• [Task instructions]: Begin with the line containing "Serialize everything readable" and copy every line after it to the end of the entries, exactly, leaving out the lines before it.

• [Entries shown]:

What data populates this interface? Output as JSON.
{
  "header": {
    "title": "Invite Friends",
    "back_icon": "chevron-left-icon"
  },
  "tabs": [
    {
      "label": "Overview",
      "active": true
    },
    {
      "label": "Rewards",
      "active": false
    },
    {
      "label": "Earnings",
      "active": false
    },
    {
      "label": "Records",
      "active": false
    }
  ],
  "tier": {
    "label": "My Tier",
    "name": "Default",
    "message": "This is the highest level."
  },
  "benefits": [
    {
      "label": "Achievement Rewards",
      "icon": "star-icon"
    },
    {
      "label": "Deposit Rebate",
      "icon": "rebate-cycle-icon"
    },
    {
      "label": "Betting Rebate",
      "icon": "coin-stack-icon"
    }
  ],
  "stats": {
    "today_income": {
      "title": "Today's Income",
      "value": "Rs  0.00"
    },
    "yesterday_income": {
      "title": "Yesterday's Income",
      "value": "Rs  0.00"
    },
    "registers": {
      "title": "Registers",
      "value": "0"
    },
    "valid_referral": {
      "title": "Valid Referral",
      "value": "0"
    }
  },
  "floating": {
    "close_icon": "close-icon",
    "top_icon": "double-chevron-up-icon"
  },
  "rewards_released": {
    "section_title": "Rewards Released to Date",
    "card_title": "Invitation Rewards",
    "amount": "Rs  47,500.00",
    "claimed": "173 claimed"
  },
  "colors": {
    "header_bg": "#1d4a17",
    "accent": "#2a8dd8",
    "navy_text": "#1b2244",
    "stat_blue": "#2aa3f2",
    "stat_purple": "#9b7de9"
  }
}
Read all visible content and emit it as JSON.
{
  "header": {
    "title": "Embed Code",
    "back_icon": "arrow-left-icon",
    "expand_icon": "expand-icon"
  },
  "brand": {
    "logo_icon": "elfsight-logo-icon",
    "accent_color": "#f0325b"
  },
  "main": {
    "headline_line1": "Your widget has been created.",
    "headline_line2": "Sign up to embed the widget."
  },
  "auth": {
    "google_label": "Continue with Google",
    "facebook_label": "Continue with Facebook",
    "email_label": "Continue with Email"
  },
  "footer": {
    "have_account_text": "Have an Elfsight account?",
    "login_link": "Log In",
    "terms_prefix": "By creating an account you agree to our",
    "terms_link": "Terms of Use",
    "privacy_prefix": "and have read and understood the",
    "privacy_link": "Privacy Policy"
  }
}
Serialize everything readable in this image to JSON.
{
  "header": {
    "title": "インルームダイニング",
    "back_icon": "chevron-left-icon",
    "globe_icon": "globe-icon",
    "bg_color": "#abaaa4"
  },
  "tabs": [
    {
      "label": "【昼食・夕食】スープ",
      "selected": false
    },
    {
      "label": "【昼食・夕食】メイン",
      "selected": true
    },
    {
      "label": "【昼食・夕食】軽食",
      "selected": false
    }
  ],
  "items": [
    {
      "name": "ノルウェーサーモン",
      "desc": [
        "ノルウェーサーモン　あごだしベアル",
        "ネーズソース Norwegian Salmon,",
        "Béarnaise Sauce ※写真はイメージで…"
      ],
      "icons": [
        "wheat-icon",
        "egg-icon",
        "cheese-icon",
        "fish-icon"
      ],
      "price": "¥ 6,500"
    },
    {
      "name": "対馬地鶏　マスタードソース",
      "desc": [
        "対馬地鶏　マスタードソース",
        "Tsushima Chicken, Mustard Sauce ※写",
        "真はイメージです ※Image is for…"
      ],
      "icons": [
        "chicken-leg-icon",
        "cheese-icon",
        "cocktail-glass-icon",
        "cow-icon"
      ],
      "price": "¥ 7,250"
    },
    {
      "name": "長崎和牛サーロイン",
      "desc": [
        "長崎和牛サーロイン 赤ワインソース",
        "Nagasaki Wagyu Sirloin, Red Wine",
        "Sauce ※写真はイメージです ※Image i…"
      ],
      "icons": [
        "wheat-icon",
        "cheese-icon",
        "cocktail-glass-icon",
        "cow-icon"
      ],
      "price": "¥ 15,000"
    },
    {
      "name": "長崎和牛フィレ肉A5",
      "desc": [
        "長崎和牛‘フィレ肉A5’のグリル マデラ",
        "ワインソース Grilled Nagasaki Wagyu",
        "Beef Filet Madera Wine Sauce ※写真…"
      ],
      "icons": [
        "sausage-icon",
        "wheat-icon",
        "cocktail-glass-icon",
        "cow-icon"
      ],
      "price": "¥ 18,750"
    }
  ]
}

• [Task result]:
Serialize everything readable in this image to JSON.
{
  "header": {
    "title": "インルームダイニング",
    "back_icon": "chevron-left-icon",
    "globe_icon": "globe-icon",
    "bg_color": "#abaaa4"
  },
  "tabs": [
    {
      "label": "【昼食・夕食】スープ",
      "selected": false
    },
    {
      "label": "【昼食・夕食】メイン",
      "selected": true
    },
    {
      "label": "【昼食・夕食】軽食",
      "selected": false
    }
  ],
  "items": [
    {
      "name": "ノルウェーサーモン",
      "desc": [
        "ノルウェーサーモン　あごだしベアル",
        "ネーズソース Norwegian Salmon,",
        "Béarnaise Sauce ※写真はイメージで…"
      ],
      "icons": [
        "wheat-icon",
        "egg-icon",
        "cheese-icon",
        "fish-icon"
      ],
      "price": "¥ 6,500"
    },
    {
      "name": "対馬地鶏　マスタードソース",
      "desc": [
        "対馬地鶏　マスタードソース",
        "Tsushima Chicken, Mustard Sauce ※写",
        "真はイメージです ※Image is for…"
      ],
      "icons": [
        "chicken-leg-icon",
        "cheese-icon",
        "cocktail-glass-icon",
        "cow-icon"
      ],
      "price": "¥ 7,250"
    },
    {
      "name": "長崎和牛サーロイン",
      "desc": [
        "長崎和牛サーロイン 赤ワインソース",
        "Nagasaki Wagyu Sirloin, Red Wine",
        "Sauce ※写真はイメージです ※Image i…"
      ],
      "icons": [
        "wheat-icon",
        "cheese-icon",
        "cocktail-glass-icon",
        "cow-icon"
      ],
      "price": "¥ 15,000"
    },
    {
      "name": "長崎和牛フィレ肉A5",
      "desc": [
        "長崎和牛‘フィレ肉A5’のグリル マデラ",
        "ワインソース Grilled Nagasaki Wagyu",
        "Beef Filet Madera Wine Sauce ※写真…"
      ],
      "icons": [
        "sausage-icon",
        "wheat-icon",
        "cocktail-glass-icon",
        "cow-icon"
      ],
      "price": "¥ 18,750"
    }
  ]
}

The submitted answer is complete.